• _What to produce_
Go through the entries below. Copy each line in which "Game" appears.

• _Supplied data_
***
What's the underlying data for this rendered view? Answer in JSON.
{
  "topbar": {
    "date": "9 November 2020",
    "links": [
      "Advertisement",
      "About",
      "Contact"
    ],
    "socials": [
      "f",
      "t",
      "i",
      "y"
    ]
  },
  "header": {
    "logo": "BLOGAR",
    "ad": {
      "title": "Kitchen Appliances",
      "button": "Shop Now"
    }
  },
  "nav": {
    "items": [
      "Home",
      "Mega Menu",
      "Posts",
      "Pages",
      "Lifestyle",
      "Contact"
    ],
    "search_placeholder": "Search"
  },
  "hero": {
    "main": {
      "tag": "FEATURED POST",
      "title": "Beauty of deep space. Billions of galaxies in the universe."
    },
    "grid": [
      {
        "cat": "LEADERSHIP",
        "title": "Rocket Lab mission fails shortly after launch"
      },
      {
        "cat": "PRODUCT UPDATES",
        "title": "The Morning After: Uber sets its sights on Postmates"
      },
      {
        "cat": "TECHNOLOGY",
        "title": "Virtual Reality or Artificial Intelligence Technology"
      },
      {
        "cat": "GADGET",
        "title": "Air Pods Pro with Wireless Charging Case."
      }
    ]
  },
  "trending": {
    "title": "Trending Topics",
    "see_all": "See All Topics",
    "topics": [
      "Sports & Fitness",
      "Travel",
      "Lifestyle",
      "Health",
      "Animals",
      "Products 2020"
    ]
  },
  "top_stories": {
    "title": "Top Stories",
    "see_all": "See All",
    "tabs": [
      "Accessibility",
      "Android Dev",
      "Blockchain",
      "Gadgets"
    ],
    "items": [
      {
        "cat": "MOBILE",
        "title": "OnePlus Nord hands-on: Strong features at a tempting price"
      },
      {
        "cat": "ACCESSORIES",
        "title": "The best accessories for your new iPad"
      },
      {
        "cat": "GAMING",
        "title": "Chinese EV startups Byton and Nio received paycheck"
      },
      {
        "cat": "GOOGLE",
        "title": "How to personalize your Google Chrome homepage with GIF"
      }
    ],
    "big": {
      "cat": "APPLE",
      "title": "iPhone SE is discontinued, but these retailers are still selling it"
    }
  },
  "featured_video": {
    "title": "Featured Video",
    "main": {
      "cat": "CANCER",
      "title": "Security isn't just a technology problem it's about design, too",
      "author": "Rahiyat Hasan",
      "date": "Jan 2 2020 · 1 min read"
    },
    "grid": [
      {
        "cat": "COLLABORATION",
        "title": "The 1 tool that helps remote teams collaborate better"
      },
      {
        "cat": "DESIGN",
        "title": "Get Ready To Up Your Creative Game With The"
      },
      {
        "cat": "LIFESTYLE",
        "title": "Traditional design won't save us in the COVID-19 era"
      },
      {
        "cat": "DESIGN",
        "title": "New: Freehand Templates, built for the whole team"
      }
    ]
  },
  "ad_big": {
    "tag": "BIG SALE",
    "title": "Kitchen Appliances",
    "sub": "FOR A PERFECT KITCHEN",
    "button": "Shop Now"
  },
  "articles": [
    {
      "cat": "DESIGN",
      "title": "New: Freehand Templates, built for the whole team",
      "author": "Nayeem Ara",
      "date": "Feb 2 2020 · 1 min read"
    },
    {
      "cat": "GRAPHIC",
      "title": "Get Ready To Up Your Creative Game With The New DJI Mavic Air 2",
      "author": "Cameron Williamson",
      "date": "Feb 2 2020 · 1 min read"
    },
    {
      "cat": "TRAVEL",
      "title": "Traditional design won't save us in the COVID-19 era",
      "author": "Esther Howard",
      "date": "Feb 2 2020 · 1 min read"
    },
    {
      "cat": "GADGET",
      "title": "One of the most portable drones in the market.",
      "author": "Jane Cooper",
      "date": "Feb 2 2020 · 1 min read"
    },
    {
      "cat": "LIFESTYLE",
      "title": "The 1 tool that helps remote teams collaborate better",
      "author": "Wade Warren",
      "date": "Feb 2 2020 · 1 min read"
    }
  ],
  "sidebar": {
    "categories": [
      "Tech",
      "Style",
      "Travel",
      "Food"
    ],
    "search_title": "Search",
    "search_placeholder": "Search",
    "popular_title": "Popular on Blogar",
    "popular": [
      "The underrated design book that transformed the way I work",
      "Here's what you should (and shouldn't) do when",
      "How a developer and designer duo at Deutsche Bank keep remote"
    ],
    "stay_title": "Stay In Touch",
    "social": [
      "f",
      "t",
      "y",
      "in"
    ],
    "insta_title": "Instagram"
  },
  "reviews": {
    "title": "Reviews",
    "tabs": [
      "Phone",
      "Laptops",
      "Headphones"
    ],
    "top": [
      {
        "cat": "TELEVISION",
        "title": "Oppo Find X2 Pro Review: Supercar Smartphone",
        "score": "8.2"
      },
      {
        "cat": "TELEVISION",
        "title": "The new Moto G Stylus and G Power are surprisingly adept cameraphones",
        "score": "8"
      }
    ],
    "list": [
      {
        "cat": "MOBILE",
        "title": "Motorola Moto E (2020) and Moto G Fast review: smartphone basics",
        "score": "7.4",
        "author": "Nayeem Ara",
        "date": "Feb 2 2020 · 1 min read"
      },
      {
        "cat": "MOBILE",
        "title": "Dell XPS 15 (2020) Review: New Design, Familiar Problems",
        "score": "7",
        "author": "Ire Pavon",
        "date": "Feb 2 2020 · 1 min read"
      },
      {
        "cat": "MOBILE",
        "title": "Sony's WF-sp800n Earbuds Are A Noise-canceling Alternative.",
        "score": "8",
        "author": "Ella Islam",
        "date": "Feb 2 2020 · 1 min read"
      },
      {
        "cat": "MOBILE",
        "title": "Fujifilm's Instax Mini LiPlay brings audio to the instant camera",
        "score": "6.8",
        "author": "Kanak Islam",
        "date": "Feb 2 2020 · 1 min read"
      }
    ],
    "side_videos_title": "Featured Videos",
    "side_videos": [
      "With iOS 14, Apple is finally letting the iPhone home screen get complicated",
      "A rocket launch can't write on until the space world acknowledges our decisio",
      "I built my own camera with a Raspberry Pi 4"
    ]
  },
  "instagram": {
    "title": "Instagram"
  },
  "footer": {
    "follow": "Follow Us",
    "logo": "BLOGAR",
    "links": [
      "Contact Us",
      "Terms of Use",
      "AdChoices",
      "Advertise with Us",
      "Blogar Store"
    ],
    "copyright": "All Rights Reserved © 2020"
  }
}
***
• _Task output_
        "title": "Get Ready To Up Your Creative Game With The"
      "title": "Get Ready To Up Your Creative Game With The New DJI Mavic Air 2",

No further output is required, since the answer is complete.